TASK DESCRIPTION: Once you have read the data below, please repeat all of it exactly.

Start of Block

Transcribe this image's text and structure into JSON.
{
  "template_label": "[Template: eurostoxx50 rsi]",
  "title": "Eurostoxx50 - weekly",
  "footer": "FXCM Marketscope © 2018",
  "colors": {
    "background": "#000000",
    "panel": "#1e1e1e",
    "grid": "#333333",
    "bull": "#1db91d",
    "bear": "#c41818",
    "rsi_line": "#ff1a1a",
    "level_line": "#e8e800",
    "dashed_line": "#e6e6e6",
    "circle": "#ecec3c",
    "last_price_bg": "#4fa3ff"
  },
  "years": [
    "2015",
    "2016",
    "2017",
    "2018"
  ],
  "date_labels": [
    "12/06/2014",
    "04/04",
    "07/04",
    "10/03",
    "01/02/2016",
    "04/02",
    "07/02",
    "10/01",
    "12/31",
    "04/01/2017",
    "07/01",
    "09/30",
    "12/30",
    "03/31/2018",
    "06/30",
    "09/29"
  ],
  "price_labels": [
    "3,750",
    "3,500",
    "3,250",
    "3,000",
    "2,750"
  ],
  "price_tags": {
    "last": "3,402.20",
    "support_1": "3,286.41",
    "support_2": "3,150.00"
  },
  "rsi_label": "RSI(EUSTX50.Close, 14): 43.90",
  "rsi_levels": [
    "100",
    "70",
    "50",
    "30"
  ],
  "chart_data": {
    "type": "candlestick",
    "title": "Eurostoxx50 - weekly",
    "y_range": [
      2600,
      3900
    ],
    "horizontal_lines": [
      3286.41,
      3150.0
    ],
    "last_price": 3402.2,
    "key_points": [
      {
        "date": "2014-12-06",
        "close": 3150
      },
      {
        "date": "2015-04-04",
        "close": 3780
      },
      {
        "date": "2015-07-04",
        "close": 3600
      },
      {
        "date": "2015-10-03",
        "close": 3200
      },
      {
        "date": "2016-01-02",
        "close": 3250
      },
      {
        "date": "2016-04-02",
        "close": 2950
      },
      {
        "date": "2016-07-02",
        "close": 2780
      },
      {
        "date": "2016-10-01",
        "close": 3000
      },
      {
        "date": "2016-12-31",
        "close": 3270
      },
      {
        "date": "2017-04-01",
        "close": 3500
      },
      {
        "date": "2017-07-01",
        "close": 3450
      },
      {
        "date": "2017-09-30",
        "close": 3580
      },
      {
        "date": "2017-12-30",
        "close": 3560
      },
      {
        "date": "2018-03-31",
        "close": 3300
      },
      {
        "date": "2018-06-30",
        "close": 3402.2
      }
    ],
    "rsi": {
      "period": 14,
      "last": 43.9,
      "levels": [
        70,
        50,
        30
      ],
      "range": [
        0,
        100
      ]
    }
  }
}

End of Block

SOLUTION:
Transcribe this image's text and structure into JSON.
{
  "template_label": "[Template: eurostoxx50 rsi]",
  "title": "Eurostoxx50 - weekly",
  "footer": "FXCM Marketscope © 2018",
  "colors": {
    "background": "#000000",
    "panel": "#1e1e1e",
    "grid": "#333333",
    "bull": "#1db91d",
    "bear": "#c41818",
    "rsi_line": "#ff1a1a",
    "level_line": "#e8e800",
    "dashed_line": "#e6e6e6",
    "circle": "#ecec3c",
    "last_price_bg": "#4fa3ff"
  },
  "years": [
    "2015",
    "2016",
    "2017",
    "2018"
  ],
  "date_labels": [
    "12/06/2014",
    "04/04",
    "07/04",
    "10/03",
    "01/02/2016",
    "04/02",
    "07/02",
    "10/01",
    "12/31",
    "04/01/2017",
    "07/01",
    "09/30",
    "12/30",
    "03/31/2018",
    "06/30",
    "09/29"
  ],
  "price_labels": [
    "3,750",
    "3,500",
    "3,250",
    "3,000",
    "2,750"
  ],
  "price_tags": {
    "last": "3,402.20",
    "support_1": "3,286.41",
    "support_2": "3,150.00"
  },
  "rsi_label": "RSI(EUSTX50.Close, 14): 43.90",
  "rsi_levels": [
    "100",
    "70",
    "50",
    "30"
  ],
  "chart_data": {
    "type": "candlestick",
    "title": "Eurostoxx50 - weekly",
    "y_range": [
      2600,
      3900
    ],
    "horizontal_lines": [
      3286.41,
      3150.0
    ],
    "last_price": 3402.2,
    "key_points": [
      {
        "date": "2014-12-06",
        "close": 3150
      },
      {
        "date": "2015-04-04",
        "close": 3780
      },
      {
        "date": "2015-07-04",
        "close": 3600
      },
      {
        "date": "2015-10-03",
        "close": 3200
      },
      {
        "date": "2016-01-02",
        "close": 3250
      },
      {
        "date": "2016-04-02",
        "close": 2950
      },
      {
        "date": "2016-07-02",
        "close": 2780
      },
      {
        "date": "2016-10-01",
        "close": 3000
      },
      {
        "date": "2016-12-31",
        "close": 3270
      },
      {
        "date": "2017-04-01",
        "close": 3500
      },
      {
        "date": "2017-07-01",
        "close": 3450
      },
      {
        "date": "2017-09-30",
        "close": 3580
      },
      {
        "date": "2017-12-30",
        "close": 3560
      },
      {
        "date": "2018-03-31",
        "close": 3300
      },
      {
        "date": "2018-06-30",
        "close": 3402.2
      }
    ],
    "rsi": {
      "period": 14,
      "last": 43.9,
      "levels": [
        70,
        50,
        30
      ],
      "range": [
        0,
        100
      ]
    }
  }
}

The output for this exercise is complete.